CRW_2601Ancient Forest Exploration & Research (AFER) is a non-profit charitable organization formed in 1992. The organization is dedicated to research and education related to ancient and old-growth forests. AFER’s research has focused on identifying and characterizing old-growth forests in Temagami; identifying ancient forest landscapes in central Ontario; and mapping conservation corridors, including the Algonquin to Adirondack (A2A) corridor. The results of this research can be found on the publications page.

AFER was involved in the creation of several educational handbooks and trail guides, including the White Bear Forest guide and the guide to the Blueberry Lake ecology trails. AFER maintains the list of Ontario’s oldest trees, and a database of old-growth forests of North America.

AFER is currently working to raise awareness of the threat of Hemlock Woolly Adelgid and other invasive forest pests, which are a serious threat to North American forests

Read More about our history and mission, or contact us.

Michael Henry is a senior ecologist with Ancient Forest Exploration and Research. He first worked with AFER in the mid-1990’s studying the old-growth pine forests of central Ontario. Since then he has continued to do research and education work in these forests, and forests in other parts of Ontario, Hawaii, and interior British Columbia. Michael designed and constructed the Blueberry Lake Ecology Trails in Temagami, Ontario. He has written reports, trail guides and magazine articles on old-growth forests and other natural history topics. He is the lead author of Ontario’s old-growth forests.

Michael writes about forest issues at ancientforest.org, and about sustainable building and broader issues of sustainability at thesustainablehome.net.

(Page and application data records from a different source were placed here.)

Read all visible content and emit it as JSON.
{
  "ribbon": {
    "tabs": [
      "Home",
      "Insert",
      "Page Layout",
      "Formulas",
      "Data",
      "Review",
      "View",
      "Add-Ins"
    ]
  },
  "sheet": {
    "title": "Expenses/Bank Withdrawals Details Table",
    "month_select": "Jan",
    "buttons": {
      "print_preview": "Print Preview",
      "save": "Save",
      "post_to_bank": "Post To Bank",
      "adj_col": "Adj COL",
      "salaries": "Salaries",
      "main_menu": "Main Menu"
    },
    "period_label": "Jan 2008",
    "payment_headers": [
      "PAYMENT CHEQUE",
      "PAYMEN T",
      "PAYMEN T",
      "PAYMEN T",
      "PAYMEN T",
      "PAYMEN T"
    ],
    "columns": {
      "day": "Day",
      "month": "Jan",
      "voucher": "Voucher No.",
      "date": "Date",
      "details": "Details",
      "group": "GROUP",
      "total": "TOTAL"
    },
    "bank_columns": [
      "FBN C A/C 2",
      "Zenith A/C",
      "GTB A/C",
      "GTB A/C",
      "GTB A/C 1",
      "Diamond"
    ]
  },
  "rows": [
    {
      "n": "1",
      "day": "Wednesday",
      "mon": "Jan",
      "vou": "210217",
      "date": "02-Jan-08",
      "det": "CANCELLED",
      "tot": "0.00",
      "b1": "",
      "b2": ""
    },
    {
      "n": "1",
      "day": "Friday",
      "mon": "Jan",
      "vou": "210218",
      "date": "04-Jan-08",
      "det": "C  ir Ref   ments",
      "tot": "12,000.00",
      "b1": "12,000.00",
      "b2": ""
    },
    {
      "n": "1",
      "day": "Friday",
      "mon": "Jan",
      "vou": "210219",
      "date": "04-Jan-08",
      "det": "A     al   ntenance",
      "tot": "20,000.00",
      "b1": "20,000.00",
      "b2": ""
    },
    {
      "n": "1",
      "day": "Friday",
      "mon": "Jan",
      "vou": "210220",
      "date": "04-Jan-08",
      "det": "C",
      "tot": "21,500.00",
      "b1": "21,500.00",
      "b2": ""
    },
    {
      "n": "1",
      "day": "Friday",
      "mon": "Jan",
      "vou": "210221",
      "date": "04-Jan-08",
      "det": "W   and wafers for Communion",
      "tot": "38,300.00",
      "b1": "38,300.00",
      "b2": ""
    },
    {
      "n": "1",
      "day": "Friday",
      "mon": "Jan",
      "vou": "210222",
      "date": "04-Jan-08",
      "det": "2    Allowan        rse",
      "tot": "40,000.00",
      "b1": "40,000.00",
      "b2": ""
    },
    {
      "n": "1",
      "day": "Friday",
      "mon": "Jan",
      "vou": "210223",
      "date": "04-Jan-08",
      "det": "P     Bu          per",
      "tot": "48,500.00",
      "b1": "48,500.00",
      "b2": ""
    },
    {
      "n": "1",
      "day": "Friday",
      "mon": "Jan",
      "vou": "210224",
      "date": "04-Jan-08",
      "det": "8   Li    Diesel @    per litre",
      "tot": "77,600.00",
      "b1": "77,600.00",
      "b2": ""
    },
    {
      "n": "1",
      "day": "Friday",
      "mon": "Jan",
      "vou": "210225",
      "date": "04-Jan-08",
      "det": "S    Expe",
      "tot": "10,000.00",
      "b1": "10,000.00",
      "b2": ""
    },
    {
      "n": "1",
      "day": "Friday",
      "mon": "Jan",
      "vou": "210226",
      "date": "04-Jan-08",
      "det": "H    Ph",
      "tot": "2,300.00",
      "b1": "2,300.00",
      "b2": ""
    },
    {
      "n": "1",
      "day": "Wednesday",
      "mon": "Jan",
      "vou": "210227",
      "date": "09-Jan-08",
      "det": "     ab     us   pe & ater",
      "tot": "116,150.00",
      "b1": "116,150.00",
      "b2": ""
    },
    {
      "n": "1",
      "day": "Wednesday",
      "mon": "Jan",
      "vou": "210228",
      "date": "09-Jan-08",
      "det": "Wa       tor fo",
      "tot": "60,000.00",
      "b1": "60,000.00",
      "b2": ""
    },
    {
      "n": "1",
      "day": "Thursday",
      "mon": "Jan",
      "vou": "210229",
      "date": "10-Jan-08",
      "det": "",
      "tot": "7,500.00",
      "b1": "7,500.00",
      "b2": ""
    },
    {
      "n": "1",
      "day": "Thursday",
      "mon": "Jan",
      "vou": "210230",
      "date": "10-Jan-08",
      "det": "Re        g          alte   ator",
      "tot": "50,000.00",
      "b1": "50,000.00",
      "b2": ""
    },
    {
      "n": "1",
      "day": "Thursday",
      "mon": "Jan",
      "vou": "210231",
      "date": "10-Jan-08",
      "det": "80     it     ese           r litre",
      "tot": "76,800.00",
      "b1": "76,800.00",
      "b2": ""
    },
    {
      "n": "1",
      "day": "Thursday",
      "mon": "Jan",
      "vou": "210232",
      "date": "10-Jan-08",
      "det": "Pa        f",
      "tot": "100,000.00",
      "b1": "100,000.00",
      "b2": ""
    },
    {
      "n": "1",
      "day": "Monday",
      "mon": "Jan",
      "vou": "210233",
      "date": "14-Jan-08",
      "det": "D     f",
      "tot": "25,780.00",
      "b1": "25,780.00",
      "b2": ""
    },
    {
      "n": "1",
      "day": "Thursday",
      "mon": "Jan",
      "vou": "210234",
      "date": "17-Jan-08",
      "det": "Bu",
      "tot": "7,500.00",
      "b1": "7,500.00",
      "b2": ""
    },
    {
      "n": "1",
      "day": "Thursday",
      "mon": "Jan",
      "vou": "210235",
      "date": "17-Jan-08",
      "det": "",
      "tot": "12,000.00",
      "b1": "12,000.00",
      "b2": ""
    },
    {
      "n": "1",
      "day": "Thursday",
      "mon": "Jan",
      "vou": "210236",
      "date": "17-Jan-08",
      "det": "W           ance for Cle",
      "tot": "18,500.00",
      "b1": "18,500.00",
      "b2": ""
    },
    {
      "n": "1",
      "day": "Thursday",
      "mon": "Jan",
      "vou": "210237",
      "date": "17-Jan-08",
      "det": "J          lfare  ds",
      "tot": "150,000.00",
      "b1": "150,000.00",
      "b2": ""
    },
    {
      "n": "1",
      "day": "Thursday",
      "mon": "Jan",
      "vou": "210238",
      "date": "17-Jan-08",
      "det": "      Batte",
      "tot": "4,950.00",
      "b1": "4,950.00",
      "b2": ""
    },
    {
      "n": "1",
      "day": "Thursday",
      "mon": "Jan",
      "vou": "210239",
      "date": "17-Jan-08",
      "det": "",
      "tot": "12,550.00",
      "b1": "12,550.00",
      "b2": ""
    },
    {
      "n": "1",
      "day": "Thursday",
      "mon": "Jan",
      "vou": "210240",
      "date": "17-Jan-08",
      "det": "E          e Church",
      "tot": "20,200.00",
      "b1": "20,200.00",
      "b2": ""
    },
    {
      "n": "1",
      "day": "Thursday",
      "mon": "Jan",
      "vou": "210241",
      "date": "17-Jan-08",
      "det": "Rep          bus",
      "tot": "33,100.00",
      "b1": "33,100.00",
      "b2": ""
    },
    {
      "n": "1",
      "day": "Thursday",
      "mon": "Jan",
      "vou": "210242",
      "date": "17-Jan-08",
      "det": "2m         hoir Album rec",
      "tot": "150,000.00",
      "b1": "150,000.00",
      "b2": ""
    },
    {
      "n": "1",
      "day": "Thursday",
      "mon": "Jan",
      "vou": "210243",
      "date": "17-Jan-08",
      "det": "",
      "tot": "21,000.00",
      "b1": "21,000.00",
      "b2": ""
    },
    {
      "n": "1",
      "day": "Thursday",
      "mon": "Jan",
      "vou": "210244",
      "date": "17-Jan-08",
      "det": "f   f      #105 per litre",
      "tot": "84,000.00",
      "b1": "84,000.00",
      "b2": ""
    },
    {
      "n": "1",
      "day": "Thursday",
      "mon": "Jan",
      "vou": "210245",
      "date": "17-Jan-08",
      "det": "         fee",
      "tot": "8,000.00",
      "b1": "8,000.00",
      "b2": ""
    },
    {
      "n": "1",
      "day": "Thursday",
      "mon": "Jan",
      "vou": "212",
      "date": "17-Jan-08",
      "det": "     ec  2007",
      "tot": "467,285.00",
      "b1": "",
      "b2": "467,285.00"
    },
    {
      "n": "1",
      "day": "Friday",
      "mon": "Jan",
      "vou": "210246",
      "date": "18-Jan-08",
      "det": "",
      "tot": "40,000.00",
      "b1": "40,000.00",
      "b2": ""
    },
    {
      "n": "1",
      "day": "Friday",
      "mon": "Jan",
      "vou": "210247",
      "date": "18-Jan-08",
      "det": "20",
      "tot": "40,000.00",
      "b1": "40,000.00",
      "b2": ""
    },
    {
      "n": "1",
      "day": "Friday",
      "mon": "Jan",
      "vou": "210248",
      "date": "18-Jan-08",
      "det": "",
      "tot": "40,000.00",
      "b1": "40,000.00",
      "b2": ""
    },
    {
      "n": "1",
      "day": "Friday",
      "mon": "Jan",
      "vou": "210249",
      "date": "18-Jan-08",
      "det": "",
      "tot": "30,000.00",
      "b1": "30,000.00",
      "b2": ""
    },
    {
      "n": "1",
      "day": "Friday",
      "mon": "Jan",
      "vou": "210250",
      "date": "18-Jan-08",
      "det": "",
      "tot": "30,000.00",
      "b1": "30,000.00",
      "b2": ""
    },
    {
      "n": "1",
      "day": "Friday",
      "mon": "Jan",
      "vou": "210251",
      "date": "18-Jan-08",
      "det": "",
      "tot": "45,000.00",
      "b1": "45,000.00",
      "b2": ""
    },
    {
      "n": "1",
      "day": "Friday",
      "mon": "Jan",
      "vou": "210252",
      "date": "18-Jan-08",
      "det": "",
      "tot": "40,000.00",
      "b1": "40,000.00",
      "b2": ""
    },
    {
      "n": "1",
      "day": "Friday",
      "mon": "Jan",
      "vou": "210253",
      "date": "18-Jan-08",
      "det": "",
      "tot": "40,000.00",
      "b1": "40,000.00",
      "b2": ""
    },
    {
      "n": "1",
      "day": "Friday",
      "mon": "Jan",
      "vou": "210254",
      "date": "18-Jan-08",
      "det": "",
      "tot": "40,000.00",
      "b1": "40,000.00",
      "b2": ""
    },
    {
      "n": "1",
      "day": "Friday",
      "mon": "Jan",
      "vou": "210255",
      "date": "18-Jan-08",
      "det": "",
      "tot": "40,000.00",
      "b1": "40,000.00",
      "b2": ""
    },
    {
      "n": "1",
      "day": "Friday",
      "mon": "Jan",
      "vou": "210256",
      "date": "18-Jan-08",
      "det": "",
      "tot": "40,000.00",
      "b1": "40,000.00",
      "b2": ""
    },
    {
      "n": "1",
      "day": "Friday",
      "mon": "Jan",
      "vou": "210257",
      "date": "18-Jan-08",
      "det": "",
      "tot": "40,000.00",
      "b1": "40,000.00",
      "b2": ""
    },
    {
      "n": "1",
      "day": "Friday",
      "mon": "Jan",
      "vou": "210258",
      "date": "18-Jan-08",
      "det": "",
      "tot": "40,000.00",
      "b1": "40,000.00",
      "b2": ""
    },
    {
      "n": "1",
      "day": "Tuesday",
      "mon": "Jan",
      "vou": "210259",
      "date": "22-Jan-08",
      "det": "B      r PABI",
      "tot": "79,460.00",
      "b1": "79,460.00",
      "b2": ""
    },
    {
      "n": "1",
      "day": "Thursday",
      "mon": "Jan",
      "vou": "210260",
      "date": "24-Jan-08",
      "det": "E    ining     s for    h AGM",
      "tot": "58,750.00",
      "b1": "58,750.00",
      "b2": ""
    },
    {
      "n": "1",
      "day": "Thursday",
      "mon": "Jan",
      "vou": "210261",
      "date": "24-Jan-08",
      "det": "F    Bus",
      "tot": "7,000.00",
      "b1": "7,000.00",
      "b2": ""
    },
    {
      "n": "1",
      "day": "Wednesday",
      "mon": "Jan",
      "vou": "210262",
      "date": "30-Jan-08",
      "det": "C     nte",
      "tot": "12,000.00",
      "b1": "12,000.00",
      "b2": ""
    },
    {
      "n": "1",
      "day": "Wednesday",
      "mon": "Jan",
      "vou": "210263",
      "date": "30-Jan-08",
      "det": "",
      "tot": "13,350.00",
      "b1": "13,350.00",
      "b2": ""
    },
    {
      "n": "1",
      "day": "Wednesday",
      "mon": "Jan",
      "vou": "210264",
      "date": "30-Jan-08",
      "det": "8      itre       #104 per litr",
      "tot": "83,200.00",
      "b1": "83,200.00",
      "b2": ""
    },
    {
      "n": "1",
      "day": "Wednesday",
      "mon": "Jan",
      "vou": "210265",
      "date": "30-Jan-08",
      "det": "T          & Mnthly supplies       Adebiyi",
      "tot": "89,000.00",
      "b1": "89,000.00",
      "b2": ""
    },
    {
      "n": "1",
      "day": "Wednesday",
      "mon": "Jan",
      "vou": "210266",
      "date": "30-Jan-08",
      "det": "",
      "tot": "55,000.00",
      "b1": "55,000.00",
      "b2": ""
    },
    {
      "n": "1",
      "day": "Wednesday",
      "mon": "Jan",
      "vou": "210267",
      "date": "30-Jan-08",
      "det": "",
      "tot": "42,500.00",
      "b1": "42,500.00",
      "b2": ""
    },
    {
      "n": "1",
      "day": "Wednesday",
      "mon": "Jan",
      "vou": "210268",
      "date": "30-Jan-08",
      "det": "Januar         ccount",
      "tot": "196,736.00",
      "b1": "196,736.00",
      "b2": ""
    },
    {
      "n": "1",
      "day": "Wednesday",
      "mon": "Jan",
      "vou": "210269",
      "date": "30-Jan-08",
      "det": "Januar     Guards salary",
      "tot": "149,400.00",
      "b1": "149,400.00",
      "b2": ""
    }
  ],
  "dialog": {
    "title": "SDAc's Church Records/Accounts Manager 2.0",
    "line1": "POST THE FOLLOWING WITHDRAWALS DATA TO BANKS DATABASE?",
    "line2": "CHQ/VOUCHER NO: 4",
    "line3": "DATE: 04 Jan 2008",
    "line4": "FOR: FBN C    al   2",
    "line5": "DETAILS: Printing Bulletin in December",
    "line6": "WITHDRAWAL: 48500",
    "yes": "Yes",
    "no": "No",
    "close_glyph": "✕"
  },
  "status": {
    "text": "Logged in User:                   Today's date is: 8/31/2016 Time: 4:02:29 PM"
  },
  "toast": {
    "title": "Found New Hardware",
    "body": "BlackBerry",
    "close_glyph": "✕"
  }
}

Dr. Peter Quinby is the founding executive director of Ancient Forest Exploration & Research (created in 1992).  Since 2004, he has been Chair of the Board of Directors and Chief Scientist and has studied landscape ecology and conservation since 1980.  As a graduate student at Yale University, he was involved in watershed-ecosystem studies at the Hubbard Brook Experimental Forest in New Hampshire.  For his Ph.D. project at the University of Toronto, he studied the influence of habitat conditions on forest vegetation composition in the upland landscapes of Algonquin Park, Ontario.  For three years starting in 1988, he was Director of Conservation Science and Research Ecologist with the Temagami Wilderness Society.  Between 1987 and 1991, Dr. Quinby was Assistant Professor of Natural Resource Management at Wilfrid Laurier University; from 1994 to 2000, he was Assistant Professor of Conservation Biology at the University of Pittsburgh; from 2000 to 2003, Dr. Quinby was Dean of Natural Resources, Sciences and Liberal Arts at Paul Smith’s College; and from 2003 to 2007, he was Director of the Pymatuning Laboratory of Ecology at the University of Pittsburgh.  In 2007, he became a senior scientist with Knight Piesold Consulting in North Bay, Ontario until he returned to working as a consulting ecologist in 2014.  Dr. Quinby is certified as a Senior Ecologist through the Ecological Society of America and has produced numerous scientific articles and technical reports addressing the topics of forest landscape ecology and conservation, species at risk, wildlife habitat assessment and suitability, and natural areas management.